[Component data from apps and pages]
☆ ☆ ☆ ☆

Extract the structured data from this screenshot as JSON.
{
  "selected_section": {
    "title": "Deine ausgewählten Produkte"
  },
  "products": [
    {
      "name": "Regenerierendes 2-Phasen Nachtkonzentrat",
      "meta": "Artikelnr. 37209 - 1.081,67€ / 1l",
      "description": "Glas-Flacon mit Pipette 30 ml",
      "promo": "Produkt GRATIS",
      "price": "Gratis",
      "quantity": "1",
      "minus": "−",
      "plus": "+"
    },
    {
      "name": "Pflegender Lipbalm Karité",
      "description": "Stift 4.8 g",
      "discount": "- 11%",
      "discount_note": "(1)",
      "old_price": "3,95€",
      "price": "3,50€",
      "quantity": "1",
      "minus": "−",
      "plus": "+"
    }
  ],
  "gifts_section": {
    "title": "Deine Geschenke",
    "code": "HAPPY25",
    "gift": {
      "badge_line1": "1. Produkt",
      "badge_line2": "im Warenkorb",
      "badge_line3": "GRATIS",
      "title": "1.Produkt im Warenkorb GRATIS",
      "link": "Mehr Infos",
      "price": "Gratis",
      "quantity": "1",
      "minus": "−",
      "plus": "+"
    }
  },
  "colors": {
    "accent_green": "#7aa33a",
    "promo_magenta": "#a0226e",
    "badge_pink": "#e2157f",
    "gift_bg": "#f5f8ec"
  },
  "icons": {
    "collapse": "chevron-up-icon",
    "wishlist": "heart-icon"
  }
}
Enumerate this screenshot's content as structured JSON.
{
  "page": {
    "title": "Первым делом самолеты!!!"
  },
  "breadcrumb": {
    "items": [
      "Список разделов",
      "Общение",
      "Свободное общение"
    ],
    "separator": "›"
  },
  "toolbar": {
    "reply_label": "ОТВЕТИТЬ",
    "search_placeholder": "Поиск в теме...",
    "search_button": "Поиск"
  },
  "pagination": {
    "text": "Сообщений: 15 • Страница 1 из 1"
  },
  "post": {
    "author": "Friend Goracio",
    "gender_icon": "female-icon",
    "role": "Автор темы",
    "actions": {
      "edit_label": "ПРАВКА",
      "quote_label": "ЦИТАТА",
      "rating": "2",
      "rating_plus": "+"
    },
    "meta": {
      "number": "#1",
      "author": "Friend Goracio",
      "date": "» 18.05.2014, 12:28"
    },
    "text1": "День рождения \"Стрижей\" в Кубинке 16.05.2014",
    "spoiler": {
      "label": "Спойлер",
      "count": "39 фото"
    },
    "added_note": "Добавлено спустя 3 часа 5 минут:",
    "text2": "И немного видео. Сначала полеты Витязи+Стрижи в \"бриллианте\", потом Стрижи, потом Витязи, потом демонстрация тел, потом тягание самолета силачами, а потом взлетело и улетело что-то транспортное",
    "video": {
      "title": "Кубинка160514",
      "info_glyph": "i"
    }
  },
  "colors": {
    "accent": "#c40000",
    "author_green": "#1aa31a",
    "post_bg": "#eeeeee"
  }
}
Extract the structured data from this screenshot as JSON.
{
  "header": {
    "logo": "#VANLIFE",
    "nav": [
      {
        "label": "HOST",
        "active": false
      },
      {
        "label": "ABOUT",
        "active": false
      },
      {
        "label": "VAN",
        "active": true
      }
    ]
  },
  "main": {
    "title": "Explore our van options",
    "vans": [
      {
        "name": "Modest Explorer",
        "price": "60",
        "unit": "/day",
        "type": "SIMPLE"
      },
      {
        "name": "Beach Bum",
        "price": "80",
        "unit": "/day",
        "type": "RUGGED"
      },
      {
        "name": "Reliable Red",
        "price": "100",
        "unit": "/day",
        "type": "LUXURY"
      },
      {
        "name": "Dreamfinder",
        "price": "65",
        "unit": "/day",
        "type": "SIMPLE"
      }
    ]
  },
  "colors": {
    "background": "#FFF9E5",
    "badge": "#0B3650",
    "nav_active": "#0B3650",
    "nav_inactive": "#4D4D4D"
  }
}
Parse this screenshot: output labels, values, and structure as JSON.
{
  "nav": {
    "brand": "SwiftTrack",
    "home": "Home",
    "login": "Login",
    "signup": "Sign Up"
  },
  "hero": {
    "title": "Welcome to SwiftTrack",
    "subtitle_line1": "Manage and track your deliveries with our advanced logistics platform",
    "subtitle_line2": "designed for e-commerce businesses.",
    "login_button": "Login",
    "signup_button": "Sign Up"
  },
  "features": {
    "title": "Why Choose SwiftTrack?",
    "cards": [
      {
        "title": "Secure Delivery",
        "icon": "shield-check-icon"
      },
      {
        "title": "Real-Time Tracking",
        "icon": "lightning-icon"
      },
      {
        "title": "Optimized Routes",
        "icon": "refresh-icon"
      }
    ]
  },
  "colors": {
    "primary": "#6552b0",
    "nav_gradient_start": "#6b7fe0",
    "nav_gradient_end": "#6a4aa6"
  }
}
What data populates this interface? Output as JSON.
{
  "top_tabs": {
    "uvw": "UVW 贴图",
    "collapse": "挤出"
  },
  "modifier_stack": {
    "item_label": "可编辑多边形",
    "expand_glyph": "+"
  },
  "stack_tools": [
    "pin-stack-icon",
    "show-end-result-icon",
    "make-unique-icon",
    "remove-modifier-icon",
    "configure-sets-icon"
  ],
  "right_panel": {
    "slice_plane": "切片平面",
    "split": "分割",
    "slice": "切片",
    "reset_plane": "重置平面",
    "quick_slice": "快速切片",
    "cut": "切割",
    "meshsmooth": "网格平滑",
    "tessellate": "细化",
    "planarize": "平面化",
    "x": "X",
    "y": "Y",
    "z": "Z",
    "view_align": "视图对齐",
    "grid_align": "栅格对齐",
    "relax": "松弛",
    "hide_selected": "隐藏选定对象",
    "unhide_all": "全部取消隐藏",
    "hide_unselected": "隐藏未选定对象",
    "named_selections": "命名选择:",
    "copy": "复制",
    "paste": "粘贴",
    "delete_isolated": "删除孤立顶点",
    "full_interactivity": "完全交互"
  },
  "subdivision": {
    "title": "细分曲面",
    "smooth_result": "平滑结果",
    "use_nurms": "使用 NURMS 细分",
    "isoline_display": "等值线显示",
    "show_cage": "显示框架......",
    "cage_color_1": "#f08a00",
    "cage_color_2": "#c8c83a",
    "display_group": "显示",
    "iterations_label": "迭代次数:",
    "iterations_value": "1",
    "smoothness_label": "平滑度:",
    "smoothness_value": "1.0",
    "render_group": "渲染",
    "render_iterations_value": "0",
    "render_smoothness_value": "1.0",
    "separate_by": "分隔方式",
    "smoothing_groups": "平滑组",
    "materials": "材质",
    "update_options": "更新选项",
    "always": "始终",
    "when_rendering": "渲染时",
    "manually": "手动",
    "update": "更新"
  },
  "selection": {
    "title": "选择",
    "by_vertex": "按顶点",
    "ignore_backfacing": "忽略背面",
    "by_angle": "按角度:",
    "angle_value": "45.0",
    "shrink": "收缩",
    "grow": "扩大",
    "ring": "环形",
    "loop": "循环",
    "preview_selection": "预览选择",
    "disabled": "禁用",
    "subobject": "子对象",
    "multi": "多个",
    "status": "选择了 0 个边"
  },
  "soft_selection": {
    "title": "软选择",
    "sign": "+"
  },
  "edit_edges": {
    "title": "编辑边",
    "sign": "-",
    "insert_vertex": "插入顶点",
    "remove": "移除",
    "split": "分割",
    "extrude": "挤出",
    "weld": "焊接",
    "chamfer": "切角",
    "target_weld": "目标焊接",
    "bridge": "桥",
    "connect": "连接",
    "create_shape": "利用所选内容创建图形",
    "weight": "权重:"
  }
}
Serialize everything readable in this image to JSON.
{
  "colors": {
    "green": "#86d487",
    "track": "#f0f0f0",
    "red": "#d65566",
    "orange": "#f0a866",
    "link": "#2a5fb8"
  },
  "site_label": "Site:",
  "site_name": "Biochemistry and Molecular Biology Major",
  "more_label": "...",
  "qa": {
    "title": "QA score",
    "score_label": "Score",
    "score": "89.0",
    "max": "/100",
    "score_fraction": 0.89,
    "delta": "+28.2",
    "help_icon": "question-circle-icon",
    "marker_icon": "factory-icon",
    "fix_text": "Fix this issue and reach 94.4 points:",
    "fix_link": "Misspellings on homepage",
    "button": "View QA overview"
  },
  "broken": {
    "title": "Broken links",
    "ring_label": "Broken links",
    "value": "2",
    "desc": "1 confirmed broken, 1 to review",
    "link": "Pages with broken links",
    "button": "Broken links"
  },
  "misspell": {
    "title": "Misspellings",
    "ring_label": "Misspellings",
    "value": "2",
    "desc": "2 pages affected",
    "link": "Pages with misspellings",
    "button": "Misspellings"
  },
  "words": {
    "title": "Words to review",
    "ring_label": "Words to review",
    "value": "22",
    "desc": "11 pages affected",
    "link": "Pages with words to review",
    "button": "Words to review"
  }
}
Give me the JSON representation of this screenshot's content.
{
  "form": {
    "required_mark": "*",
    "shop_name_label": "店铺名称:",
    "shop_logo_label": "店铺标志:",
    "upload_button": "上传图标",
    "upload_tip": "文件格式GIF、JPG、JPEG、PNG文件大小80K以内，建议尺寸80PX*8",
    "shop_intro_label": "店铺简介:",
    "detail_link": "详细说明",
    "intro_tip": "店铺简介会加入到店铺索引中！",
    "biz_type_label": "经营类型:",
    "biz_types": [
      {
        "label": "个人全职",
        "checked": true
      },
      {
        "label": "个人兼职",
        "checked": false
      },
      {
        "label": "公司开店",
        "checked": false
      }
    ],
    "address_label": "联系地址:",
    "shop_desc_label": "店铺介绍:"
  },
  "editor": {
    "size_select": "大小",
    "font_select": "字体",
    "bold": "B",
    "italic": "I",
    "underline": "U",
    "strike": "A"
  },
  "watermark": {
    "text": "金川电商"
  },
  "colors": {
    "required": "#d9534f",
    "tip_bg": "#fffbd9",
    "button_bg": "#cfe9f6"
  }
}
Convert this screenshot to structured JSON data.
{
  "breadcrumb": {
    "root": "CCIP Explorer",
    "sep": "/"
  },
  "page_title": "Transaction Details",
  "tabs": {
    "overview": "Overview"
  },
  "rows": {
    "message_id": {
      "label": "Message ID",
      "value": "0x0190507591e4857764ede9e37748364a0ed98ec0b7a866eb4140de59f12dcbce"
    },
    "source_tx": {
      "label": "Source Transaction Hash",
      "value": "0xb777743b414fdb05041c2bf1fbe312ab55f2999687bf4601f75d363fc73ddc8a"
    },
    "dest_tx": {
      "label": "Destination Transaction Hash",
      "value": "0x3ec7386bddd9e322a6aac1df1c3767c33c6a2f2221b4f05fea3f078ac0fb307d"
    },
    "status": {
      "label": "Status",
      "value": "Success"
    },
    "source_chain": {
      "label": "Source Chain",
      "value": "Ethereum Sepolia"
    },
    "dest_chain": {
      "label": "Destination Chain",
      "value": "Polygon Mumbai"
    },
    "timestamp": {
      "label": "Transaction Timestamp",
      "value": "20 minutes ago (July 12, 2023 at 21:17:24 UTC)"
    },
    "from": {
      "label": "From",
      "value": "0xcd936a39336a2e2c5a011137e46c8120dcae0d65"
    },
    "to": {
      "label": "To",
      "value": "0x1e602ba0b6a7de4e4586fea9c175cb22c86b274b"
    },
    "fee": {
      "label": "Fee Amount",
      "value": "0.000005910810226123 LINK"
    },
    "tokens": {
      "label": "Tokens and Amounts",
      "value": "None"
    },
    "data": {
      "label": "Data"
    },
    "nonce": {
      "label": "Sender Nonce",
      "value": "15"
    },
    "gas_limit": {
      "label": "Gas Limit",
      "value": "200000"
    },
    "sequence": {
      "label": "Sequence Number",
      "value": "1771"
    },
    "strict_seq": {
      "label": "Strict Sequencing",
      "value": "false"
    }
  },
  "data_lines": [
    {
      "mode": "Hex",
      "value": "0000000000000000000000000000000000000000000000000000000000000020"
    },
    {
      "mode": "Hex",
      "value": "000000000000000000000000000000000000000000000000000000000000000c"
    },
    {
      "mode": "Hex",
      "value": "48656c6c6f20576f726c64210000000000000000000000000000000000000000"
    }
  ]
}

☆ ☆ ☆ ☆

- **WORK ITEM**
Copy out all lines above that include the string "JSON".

- **SOLUTION TO THIS EXERCISE**
Extract the structured data from this screenshot as JSON.
Enumerate this screenshot's content as structured JSON.
Extract the structured data from this screenshot as JSON.
Parse this screenshot: output labels, values, and structure as JSON.
What data populates this interface? Output as JSON.
Serialize everything readable in this image to JSON.
Give me the JSON representation of this screenshot's content.
Convert this screenshot to structured JSON data.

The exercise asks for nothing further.